Two teams, two sites – one year with a shared Drupal distro at Yle

Today one year ago FYND (Finnish Yles New Drupal) launched it’s first site. Read about the work that went into the preparations here.

It has been a year of shared development when we really have seen the advantages of working on the same distro, and working with open source.

One of the first things we decided on was to work as two teams in a similar way to how NBC Universal works with their Drupal sites (or cells if you want to compare to how Supercell works).

”Clash of Clans and Hay Day were each developed by teams of just five developers. Even now they are global smashes each has a team no bigger than 15.” Ilkka Paananen in Wired Magazine

Is Five the Optimal Team Size? …the cost per function point of a team of size 7 was $566 and that of a team of size 14 was $2970 – Jeff Sutherland…If you have 3 team members, then you will have 4 communication channels, if you have 4 then you have 9. I think the formula is m-1^2. In my opinion, a small team of 4 or 5 is ideal. – PMHut

One idea that also was put forward was that we should work as one big team (quite common in big organisations I guess). We did however pursue the idea of having two teams, since we assumed this would make us more focused and productive.
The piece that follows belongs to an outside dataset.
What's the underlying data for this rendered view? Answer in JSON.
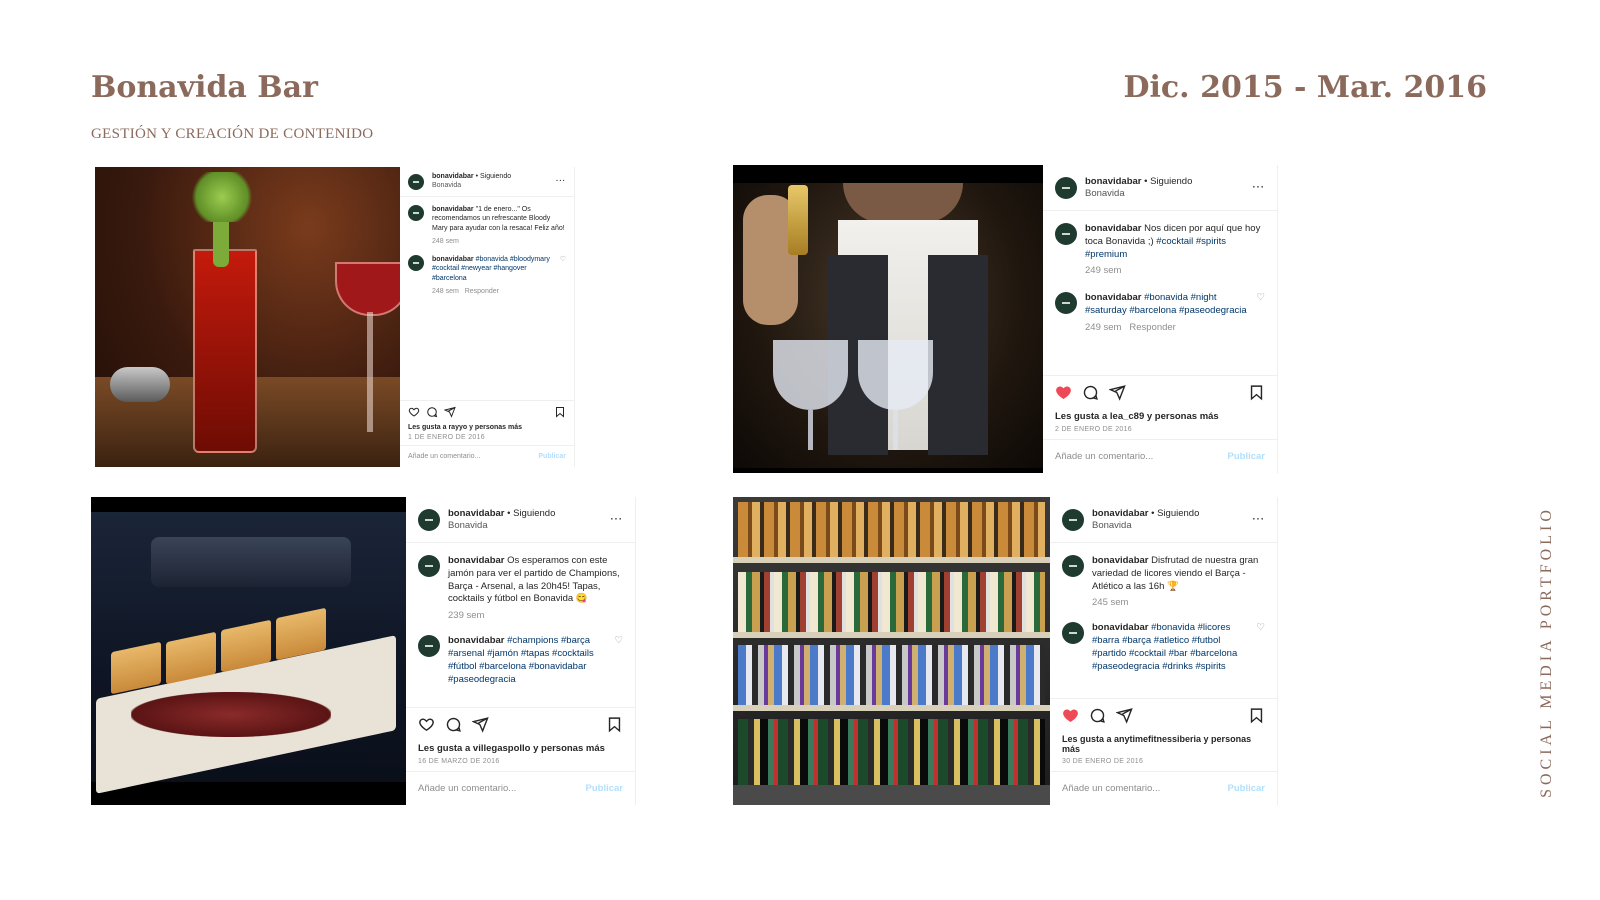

It would also allow us to better understand the business goals and needs if we got them independently from two sources (Svenska Yle and Yle Luovat sisällöt).

Issues in YDD

One year on we are happy with the end results, as the distro has continued steadily on its development path.

The main advantages with two teams and two sites have been:

  • Twice the amount of tasks have gotten done – everyone benefits
  • Maintaing the distro core is a shared task
  • You focus on the task at hand – not a zillion tasks all over the place
  • When there has been a module problem, there has been a clone site to compare with
  • We can mitigate the risk when a new function or module is activated, as we can share the burden by activating it on one of the sites before activating it on the other
  • It has been possible to compare notes, and get an “external” view on different tasks
  • External human & tech resources can be shared between the teams
  • Cross reviewing (using pull requests)
  • Documentation and best practices are better maintained as you clearly see the need and gain. In our case two semi separated teams provide better quality assurance than before
    • One observation is that quality assurance has gone up. One theory we have discussed is that it is because the teams see the other team as an outside party. The team members become aware that someone else will suffer if they write bad code or do not test their code. Just like in open source development where many eyes check the code, we are doing the same on a low level.

Main disadvantages:

  • Time is needed for co-ordinating
  • Time is needed to separate the settings for the two sites, but this would be needed just by the fact that we are running sites with two different languages
  • Risk for conflicting business goals – but this has been kept at bay by clearly stating that the purpose of the system is to provide articles publishing according to subjects.
  • If you break something you will get blamed

Some of the functionality we have shared over the last year:

  • API connections
  • New version of the Image Management System
  • New meta data solutions for Finto and Freebase

The structure we made on the technical side has worked out nicely, and we have not run into any problems that we have been unable to solve.

We have also found that the business goals are quite similar, and it has not been a problem to agree on changes in the shared core functions.

There has also been spillover in other areas. The content teams can check out what the other teams are doing and get inspired to do the same in their own site.


When there is a request for a new feature the product owner of checks with the product owner at (or vice versa) if they also are interested. If they are we will make it for both SYND and FYND (YDD wide). Depending on the type of issue and how important it is for the sites we will negotiate about which team builds it. Maintenance issues have been shared 50/50.

If it is not a shared goal it will be made for the site that requested it – or it might not get made at all. This is a good checking point, if the feature is not of interest in another site that has almost the same functionality it might not be such a crucial feature after all.

We have a shared issue backlog, but we separate the issues as for both SYND and FYND, or only one of them.

In one month we will celebrate two years with SYND. More about that later.